● GIVEN DATA:
• • • •
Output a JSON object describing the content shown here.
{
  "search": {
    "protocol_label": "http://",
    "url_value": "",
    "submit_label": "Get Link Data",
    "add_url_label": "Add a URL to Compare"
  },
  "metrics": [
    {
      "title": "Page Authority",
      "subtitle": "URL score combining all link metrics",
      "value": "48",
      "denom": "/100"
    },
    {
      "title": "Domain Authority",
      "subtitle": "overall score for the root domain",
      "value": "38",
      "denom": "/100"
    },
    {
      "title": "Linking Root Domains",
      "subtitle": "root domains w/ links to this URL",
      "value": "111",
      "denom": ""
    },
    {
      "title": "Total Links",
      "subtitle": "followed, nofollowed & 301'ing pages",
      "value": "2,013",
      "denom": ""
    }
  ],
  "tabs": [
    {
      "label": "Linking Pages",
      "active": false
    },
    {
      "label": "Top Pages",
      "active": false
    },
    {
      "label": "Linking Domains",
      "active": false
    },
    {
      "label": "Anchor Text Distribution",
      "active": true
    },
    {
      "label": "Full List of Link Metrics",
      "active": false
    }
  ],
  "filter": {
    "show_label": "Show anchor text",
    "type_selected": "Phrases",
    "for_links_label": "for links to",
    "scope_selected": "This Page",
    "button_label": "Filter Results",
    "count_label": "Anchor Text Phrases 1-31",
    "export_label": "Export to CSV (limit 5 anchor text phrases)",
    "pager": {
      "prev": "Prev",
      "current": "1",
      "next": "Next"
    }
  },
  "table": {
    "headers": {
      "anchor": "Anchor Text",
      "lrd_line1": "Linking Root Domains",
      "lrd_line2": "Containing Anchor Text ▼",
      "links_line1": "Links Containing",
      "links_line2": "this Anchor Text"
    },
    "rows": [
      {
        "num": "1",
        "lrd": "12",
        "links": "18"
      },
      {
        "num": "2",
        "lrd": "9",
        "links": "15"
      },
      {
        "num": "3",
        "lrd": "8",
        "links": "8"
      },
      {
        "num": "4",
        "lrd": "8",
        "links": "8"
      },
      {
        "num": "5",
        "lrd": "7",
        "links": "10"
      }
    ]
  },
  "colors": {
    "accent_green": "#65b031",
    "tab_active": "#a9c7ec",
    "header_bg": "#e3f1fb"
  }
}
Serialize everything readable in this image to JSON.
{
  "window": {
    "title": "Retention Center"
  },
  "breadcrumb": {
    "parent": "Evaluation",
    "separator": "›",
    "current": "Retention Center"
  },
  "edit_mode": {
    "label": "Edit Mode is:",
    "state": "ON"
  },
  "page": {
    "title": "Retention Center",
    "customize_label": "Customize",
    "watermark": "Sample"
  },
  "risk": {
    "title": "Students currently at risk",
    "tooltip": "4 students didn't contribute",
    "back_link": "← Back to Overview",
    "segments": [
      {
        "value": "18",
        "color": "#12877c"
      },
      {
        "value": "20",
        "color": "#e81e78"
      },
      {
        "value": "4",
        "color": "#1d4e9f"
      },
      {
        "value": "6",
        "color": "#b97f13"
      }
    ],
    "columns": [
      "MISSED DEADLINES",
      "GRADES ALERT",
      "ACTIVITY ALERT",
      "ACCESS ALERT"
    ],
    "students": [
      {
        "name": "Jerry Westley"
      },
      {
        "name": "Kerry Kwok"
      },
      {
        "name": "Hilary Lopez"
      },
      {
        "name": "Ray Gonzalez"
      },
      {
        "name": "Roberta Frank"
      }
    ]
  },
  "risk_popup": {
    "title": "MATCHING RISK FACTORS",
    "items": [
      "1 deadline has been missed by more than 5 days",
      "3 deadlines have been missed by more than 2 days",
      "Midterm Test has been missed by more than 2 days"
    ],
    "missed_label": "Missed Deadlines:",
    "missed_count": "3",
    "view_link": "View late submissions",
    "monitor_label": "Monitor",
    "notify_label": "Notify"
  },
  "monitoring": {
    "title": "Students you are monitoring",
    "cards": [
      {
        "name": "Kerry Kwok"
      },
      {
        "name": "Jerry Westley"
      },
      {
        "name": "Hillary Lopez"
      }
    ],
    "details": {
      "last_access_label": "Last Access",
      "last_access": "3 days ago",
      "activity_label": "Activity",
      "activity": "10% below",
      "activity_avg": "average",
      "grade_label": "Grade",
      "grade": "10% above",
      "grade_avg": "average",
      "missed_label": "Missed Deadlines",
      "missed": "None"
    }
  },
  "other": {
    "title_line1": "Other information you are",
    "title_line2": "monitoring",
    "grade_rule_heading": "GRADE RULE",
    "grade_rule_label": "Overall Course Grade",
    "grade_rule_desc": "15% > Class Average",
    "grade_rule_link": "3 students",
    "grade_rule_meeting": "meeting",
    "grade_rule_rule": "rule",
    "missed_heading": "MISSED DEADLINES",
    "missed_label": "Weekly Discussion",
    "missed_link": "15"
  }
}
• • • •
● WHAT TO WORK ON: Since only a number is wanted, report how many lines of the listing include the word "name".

● TASK ANSWER: 8